Material to process =>
--------------------------------

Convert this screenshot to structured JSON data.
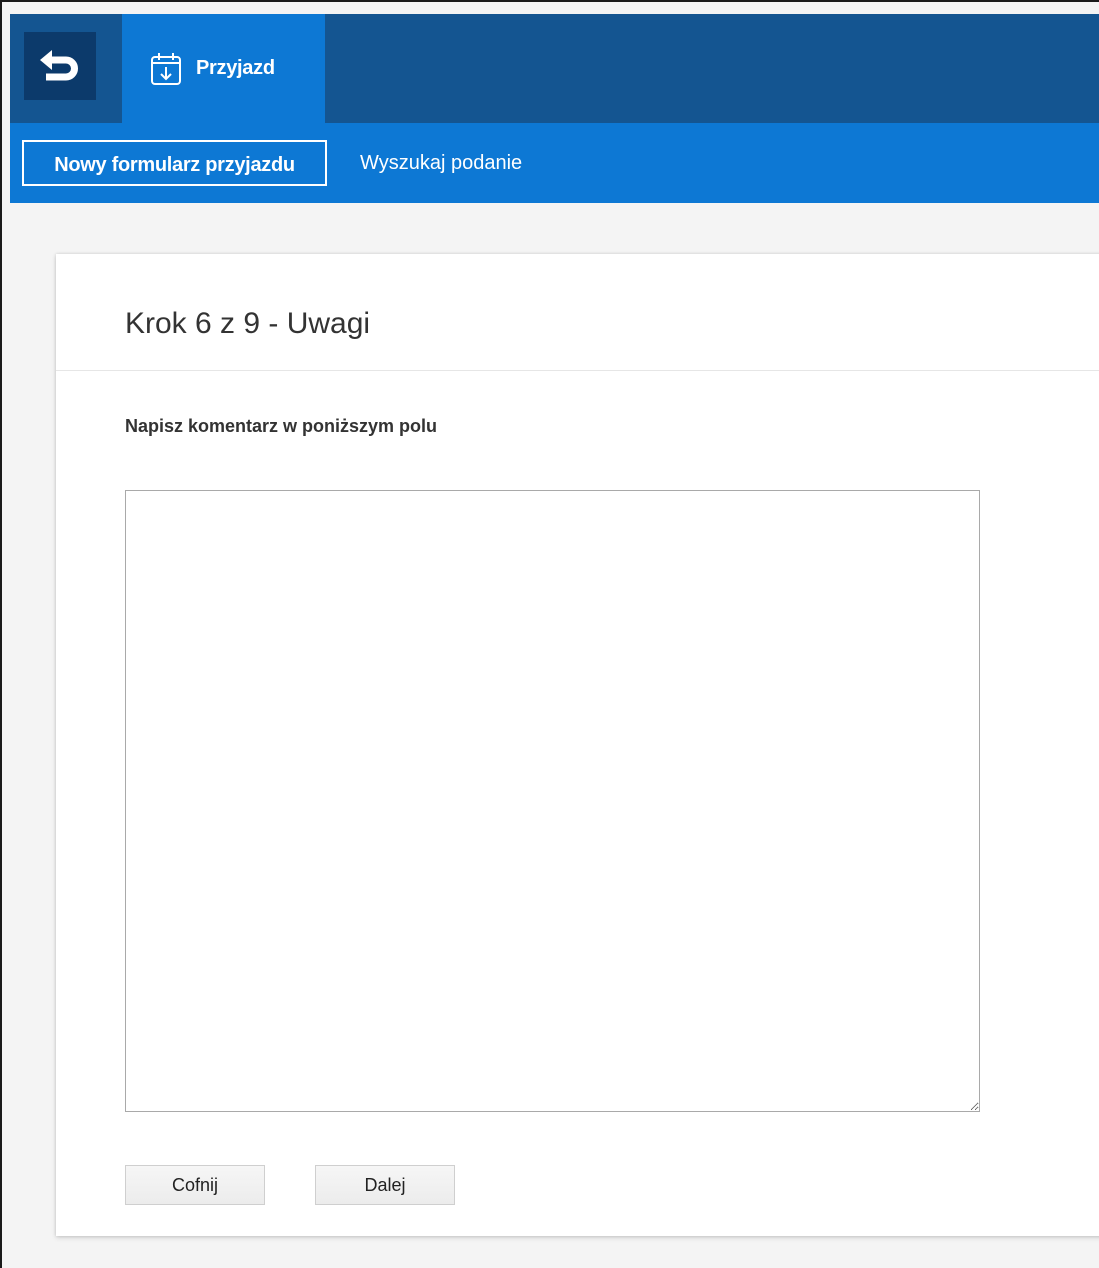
{
  "header": {
    "back_icon": "undo-arrow-icon",
    "app_tab": {
      "icon": "calendar-arrival-icon",
      "label": "Przyjazd"
    },
    "colors": {
      "topbar": "#145591",
      "accent": "#0d78d4",
      "back_button": "#0c3a6b"
    }
  },
  "subnav": {
    "items": [
      {
        "label": "Nowy formularz przyjazdu",
        "active": true
      },
      {
        "label": "Wyszukaj podanie",
        "active": false
      }
    ]
  },
  "form": {
    "step_title": "Krok 6 z 9 - Uwagi",
    "comment_label": "Napisz komentarz w poniższym polu",
    "comment_value": "",
    "back_button": "Cofnij",
    "next_button": "Dalej"
  }
}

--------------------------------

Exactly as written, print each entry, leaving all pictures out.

Convert this screenshot to structured JSON data.
{
  "header": {
    "back_icon": "undo-arrow-icon",
    "app_tab": {
      "icon": "calendar-arrival-icon",
      "label": "Przyjazd"
    },
    "colors": {
      "topbar": "#145591",
      "accent": "#0d78d4",
      "back_button": "#0c3a6b"
    }
  },
  "subnav": {
    "items": [
      {
        "label": "Nowy formularz przyjazdu",
        "active": true
      },
      {
        "label": "Wyszukaj podanie",
        "active": false
      }
    ]
  },
  "form": {
    "step_title": "Krok 6 z 9 - Uwagi",
    "comment_label": "Napisz komentarz w poniższym polu",
    "comment_value": "",
    "back_button": "Cofnij",
    "next_button": "Dalej"
  }
}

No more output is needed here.